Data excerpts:
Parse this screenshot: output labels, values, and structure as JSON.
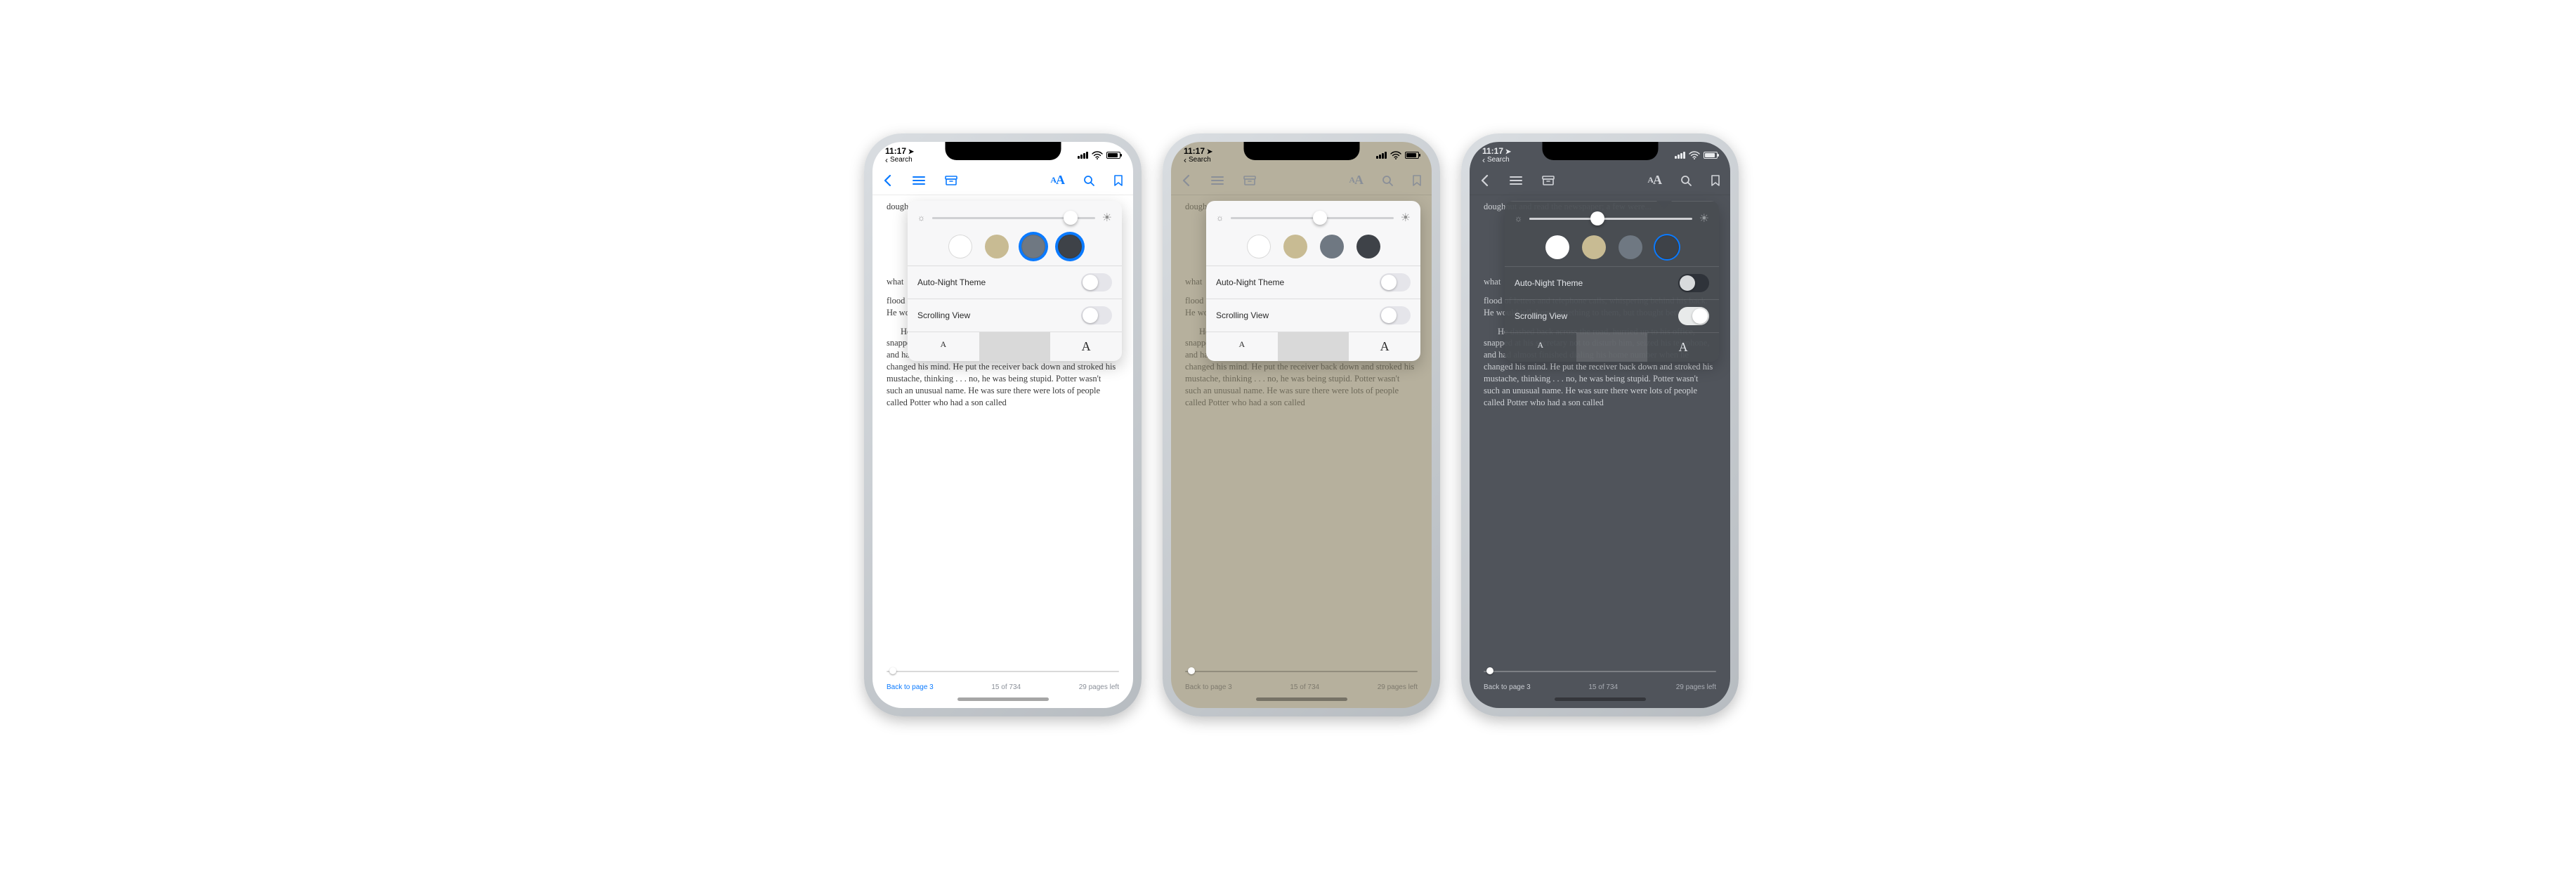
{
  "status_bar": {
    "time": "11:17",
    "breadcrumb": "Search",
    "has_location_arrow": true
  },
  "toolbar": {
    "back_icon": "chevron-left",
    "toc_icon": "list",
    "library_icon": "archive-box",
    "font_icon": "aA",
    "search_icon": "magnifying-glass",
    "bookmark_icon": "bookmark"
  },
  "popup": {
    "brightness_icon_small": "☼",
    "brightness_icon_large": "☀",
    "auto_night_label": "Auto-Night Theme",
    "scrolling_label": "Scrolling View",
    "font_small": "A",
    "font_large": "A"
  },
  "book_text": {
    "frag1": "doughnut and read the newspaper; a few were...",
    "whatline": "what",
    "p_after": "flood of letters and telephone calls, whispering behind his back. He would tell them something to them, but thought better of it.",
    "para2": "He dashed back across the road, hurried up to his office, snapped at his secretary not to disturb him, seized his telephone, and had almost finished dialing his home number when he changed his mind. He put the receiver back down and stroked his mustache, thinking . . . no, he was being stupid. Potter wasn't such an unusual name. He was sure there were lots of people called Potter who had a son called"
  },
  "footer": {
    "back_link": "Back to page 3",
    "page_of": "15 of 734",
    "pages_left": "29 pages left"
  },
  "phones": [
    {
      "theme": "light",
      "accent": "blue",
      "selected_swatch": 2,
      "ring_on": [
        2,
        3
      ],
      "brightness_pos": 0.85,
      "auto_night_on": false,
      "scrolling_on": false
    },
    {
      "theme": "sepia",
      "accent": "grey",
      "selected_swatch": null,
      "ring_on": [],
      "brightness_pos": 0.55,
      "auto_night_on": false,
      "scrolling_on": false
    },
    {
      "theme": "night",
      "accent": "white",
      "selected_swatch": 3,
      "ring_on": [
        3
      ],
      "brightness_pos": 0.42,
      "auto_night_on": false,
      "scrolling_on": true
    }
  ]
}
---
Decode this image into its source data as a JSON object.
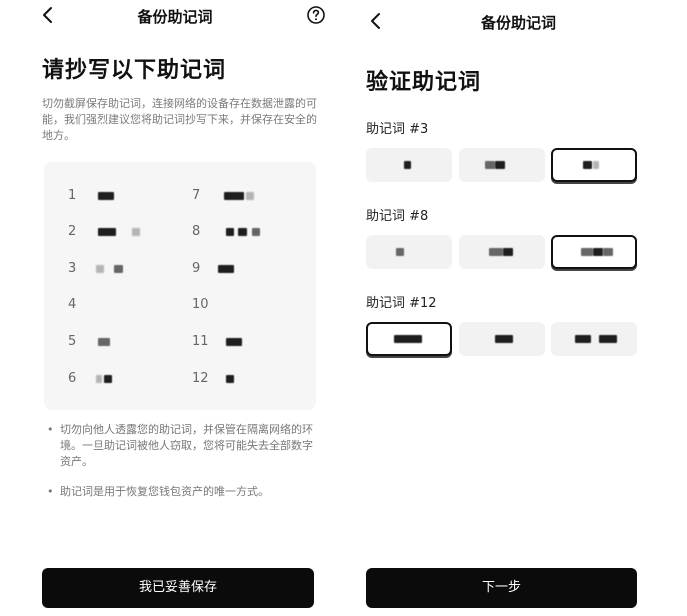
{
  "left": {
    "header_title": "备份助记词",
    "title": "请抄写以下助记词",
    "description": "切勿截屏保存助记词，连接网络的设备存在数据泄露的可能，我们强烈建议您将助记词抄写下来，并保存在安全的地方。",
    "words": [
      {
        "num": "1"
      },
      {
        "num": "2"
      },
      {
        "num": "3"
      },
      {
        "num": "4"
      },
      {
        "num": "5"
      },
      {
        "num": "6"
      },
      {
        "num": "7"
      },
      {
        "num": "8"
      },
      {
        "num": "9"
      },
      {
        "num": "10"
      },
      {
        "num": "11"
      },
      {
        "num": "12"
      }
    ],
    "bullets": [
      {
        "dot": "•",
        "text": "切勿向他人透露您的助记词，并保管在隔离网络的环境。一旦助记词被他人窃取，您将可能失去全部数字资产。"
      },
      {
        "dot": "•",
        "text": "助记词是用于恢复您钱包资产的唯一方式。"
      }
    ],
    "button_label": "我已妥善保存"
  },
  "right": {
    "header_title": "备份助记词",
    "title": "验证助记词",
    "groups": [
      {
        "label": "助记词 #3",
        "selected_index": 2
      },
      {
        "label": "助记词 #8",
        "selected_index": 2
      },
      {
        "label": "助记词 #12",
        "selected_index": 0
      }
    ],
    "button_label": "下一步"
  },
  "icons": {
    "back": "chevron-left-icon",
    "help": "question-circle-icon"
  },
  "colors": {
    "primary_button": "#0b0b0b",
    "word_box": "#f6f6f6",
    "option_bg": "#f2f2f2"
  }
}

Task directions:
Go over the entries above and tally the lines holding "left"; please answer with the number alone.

Task result:
4